Here in America, many schools are out for the summer break. Many more schools will finish up in the next few weeks. The children are all excited for their summer break to begin so they can relax and play. It is a time to sleep in and a time of no homework for the students. The teachers are also excited for the school year to be done so they can have some quality time with their families and relax a little before they start preparing for the next school year. But what would it be like to attend school in a poor country?
School years vary from country to country. The children in our orphanages in Nepal and Myanmar are just now starting a new semester at their schools. The children in our orphanage in Sierra Leone started their new school year a few weeks ago. Nepal and Sierra Leone schools had delayed openings this year. Nepal schools were closed for 30 unplanned days across the country because of the earthquakes. Sierra Leone schools were closed for months of unplanned days across the whole country because of the Ebola outbreak. Praise the Lord that so far, Myanmar schools, have not had any prolonged closures this year. Let’s look at two countries education systems more in depth.
The first country we will look at is Kenya. Even though we currently do not have an orphanage in Kenya, we did work there for almost 10 years. The orphanage that we did operate in Kenya a few years back was in a very rural area of the country. Even though Kenya made public education free several years back, there are mandatory fees for attending plus the cost of uniforms and books.These fees keep many children out of school. The rural school are very poorly constructed and overcrowded as you can see from the photo below. The class might have one or two books to share among all the students. The desks are built to hold two students but usually will have three or four students sitting at them. The schools do not have any kind of meal programs. Most children come to school hungry, eat nothing at lunch time and then go home to a very small meal. Hunger is a very real problem for these children everyday. No bathroom facilities are available on the grounds or they might have a few pit latrines that are in very nasty condition. In Kenya, age does not determine grade because so many children can not start school because of the financial burden. If a nine year old child finally goes to school, he will start at the very beginning in First grade. There have been stories in the local papers of 70 year old adults attending first grade to finally start their education. Yet these children are still expected to learn enough to have a future and compete in the world for jobs and careers.

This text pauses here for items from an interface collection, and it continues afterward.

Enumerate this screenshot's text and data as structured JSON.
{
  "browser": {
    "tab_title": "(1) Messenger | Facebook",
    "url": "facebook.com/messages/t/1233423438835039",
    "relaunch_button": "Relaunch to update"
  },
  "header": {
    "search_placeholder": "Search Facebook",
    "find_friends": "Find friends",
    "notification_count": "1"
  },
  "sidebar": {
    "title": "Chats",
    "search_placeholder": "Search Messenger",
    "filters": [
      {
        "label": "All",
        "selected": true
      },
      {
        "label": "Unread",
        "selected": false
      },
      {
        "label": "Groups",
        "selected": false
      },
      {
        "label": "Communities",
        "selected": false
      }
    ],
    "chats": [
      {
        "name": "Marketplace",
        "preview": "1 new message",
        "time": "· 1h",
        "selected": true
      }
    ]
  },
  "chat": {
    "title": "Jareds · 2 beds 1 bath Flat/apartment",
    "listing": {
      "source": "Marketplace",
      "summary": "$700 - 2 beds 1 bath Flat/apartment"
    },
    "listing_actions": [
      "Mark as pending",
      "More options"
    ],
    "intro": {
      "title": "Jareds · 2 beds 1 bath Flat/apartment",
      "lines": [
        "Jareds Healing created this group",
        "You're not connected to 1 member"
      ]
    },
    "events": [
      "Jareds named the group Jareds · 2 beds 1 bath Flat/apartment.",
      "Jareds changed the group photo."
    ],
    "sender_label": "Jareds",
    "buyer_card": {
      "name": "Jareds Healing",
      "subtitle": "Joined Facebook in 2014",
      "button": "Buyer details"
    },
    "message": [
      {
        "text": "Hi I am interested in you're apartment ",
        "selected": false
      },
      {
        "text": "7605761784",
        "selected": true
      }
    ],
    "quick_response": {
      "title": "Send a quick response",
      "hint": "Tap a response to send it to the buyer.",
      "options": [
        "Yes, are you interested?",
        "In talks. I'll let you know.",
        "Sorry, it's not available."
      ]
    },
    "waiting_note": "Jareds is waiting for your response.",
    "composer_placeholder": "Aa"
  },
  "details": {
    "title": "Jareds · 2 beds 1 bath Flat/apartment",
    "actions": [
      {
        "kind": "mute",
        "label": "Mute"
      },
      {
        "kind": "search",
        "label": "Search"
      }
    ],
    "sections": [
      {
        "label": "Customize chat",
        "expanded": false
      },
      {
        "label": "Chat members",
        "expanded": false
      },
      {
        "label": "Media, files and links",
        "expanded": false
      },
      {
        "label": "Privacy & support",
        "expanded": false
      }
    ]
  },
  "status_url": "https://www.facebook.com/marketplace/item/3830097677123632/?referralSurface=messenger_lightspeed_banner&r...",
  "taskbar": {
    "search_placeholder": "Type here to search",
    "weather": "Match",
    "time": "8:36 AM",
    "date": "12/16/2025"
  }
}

Nepal schools also have many issues. Their buildings may look a little nicer but are still not well built as the recent earthquake demonstrated. The rural school are very poorly built and have no bathroom facilities. There is no lunch programs for the children so many go hungry during the day. The biggest issues with Nepal schools are the way they are run. Anybody can start a school, no licensing is required. In fact, many people start new schools for the sole purpose of making money. They do not really have an interest in the child’s education. The fees to attend a school are very high for such a poor community. On top of the fees, the students are required to buy all their books from the school directly. Our first grade children are required to have 15 different books. Each book has homework assignments. For our 20 children in Nepal, the books cost us almost $600 per semester. Imagine trying to pay such fees when you only earn $2 per day. The schools also require 3 different uniforms for each child and if the child does not have the right one, they are sent home. Our older children go to school from 6 AM to 6 PM six days per week. Saturday is the only day with no school. These same older children will have homework that takes to midnight to complete each day. They are up early the next day to start all over again. The teachers in Nepal will hit the children if they do not listen. A few years back, a teacher hit one of our girls so hard we thought her arm had been broken. It was not broken but it was sprained and put in a sling for a few weeks. No punishment was done to this teacher. The school were closed after the earthquake for almost 30 days because of all the aftershocks but the schools fees were all still required to be paid during that time. These children are also expected to learn enough to compete in the worldwide economy.
Education is so important in any country. It is a major factor to help someone lift themselves out of poverty. Unfortunately, the governments of such countries are not concerned about the quality of education for these poor children. Although God has called us to work with the orphans, we have learned that helping the whole community can make a difference. When we worked in Kenya, we learned that a classroom could be built for about $1000. If we had extra team money at the end of a trip, we would donate it to a school to help them build. If we did not have enough for a classroom, we would donate to help build a new, clean pit latrine to help the students. In Nepal, we have donated sports equipment to the local schools. We have been asked by some of the rural schools if we could help them build some latrine at their schools and we hope to do that someday in the future, when funds are available. Education is so important for these children to have a future and we are trying to improve the current situations as we can. Please pray for these children and their education.
Matthew 28:19 “Therefore, GO and make disciples of all the nations, baptizing them in the name of the Father and the Son and the Holy Spirit.”